RIO GRANDE VALLEY, Texas – Three bright eyed and inquisitive young ground squirrels have just popped up in the grass. With quivering noses and shining eyes they are poised to vanish in an instant.
Still as statues they remain motionless, surveying their surroundings for the slightest hint of danger.
Finally, they relax their vigilance enough to begin snacking on grass using their little paws as hands. However, they never completely let down their guard, and while munching stand on their hind legs for a better view.
One particular stem looks enticing, but this youngster fresh out of the den has not yet quite mastered the dexterity to snatch the alluring treat while standing on his hind legs and balancing on a log.
Finally, after numerous attempts at grabbing the elusive stem, he firmly grasps it, but wait a minute…is it really that swaying seed cluster that beckons…whoops, we may have misjudged that.
The three curious youngsters reassemble in cloaking safety of grass and continue dinning on greenery. Suddenly, their mother appears and scampers to them for a joyful reunion.
After briefly checking on her young, she departs, and three little ground squirrels return to their munching.
They remain vigilant in her absence, and that is wise as danger sometimes slithers in their domain.
However, Mexican ground squirrels have evolved some resistance to rattlesnake venom that enhances survival in their shared habitat.
Mexican ground squirrels occur throughout South Texas, and while leaves, seeds and berries are their primary sustenance, they will soon be savoring their favorite treat of all…the tasty tunas of the prickly pear cactus.
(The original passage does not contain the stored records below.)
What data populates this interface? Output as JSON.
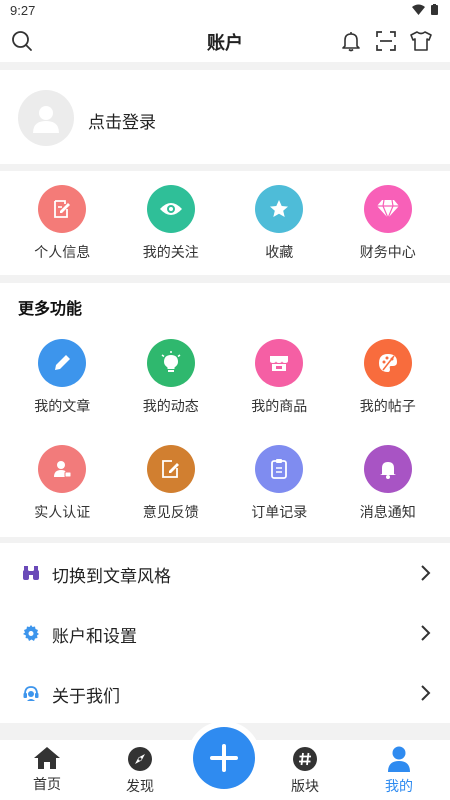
{
  "status": {
    "time": "9:27"
  },
  "header": {
    "title": "账户"
  },
  "login": {
    "text": "点击登录"
  },
  "quick": [
    {
      "label": "个人信息",
      "color": "#f47b78",
      "icon": "edit-document-icon"
    },
    {
      "label": "我的关注",
      "color": "#2fbf98",
      "icon": "eye-icon"
    },
    {
      "label": "收藏",
      "color": "#4ebcd8",
      "icon": "star-icon"
    },
    {
      "label": "财务中心",
      "color": "#f860b8",
      "icon": "diamond-icon"
    }
  ],
  "more": {
    "title": "更多功能",
    "items": [
      {
        "label": "我的文章",
        "color": "#3d95ec",
        "icon": "pencil-icon"
      },
      {
        "label": "我的动态",
        "color": "#2fb86e",
        "icon": "bulb-icon"
      },
      {
        "label": "我的商品",
        "color": "#f55fa4",
        "icon": "store-icon"
      },
      {
        "label": "我的帖子",
        "color": "#f86c3d",
        "icon": "palette-icon"
      },
      {
        "label": "实人认证",
        "color": "#f27b7b",
        "icon": "id-user-icon"
      },
      {
        "label": "意见反馈",
        "color": "#d17f30",
        "icon": "feedback-edit-icon"
      },
      {
        "label": "订单记录",
        "color": "#7f8cf0",
        "icon": "clipboard-icon"
      },
      {
        "label": "消息通知",
        "color": "#a854c4",
        "icon": "bell-icon"
      }
    ]
  },
  "menu": [
    {
      "label": "切换到文章风格",
      "icon": "binoculars-icon",
      "color": "#6a4ab8"
    },
    {
      "label": "账户和设置",
      "icon": "gear-icon",
      "color": "#3d95ec"
    },
    {
      "label": "关于我们",
      "icon": "headset-icon",
      "color": "#3d95ec"
    }
  ],
  "tabs": [
    {
      "label": "首页",
      "icon": "home-icon"
    },
    {
      "label": "发现",
      "icon": "compass-icon"
    },
    {
      "label": "版块",
      "icon": "hash-icon"
    },
    {
      "label": "我的",
      "icon": "user-icon",
      "active": true
    }
  ],
  "accent": "#2f8bf0"
}
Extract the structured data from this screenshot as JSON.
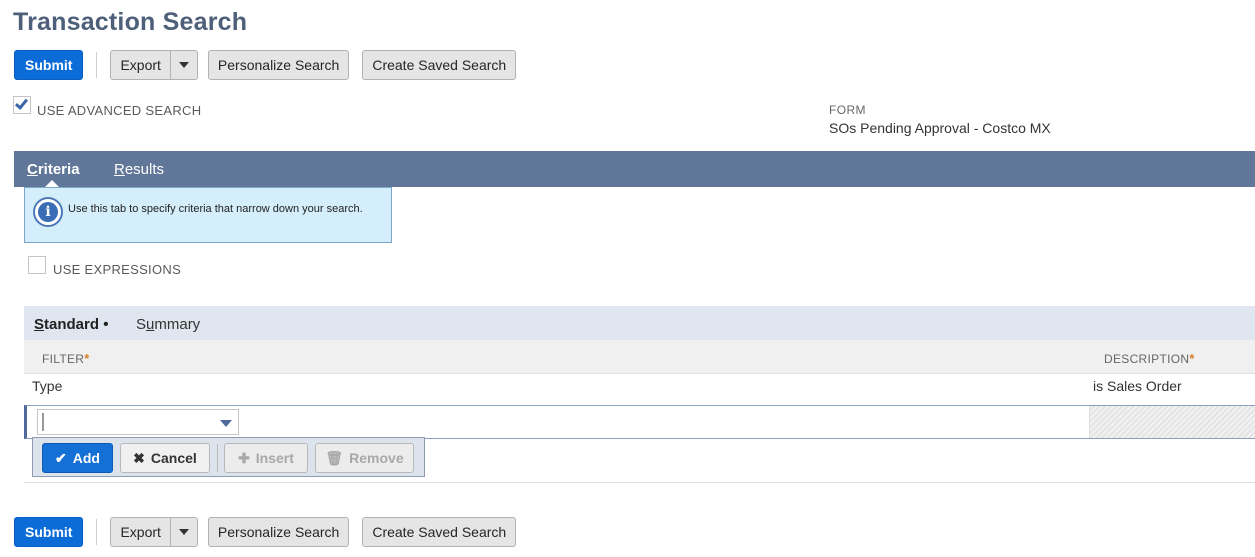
{
  "page": {
    "title": "Transaction Search"
  },
  "toolbar": {
    "submit": "Submit",
    "export": "Export",
    "personalize": "Personalize Search",
    "create_saved": "Create Saved Search"
  },
  "options": {
    "use_advanced_search": {
      "label": "USE ADVANCED SEARCH",
      "checked": true
    },
    "use_expressions": {
      "label": "USE EXPRESSIONS",
      "checked": false
    }
  },
  "form": {
    "label": "FORM",
    "value": "SOs Pending Approval - Costco MX"
  },
  "tabs": [
    {
      "label": "Criteria",
      "accel": "C",
      "rest": "riteria",
      "active": true
    },
    {
      "label": "Results",
      "accel": "R",
      "rest": "esults",
      "active": false
    }
  ],
  "info": {
    "text": "Use this tab to specify criteria that narrow down your search."
  },
  "subtabs": [
    {
      "label": "Standard",
      "accel": "S",
      "rest": "tandard",
      "marker": "•",
      "active": true
    },
    {
      "label": "Summary",
      "pre": "S",
      "accel": "u",
      "rest": "mmary",
      "active": false
    }
  ],
  "grid": {
    "columns": [
      {
        "label": "FILTER",
        "required": "*"
      },
      {
        "label": "DESCRIPTION",
        "required": "*"
      }
    ],
    "rows": [
      {
        "filter": "Type",
        "description": "is Sales Order"
      }
    ],
    "edit_row": {
      "filter_value": "",
      "description_value": ""
    }
  },
  "actions": {
    "add": "Add",
    "cancel": "Cancel",
    "insert": "Insert",
    "remove": "Remove"
  },
  "colors": {
    "title": "#4d5f79",
    "tabbar": "#607799",
    "primary": "#0b6cd8",
    "info_bg": "#d5eefb",
    "required_star": "#d4802b"
  }
}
Meanwhile, they will hone their dinning skills on terrestrial greenery before venturing onto the prickly pear patch where if they are not careful they might topple from a tuna.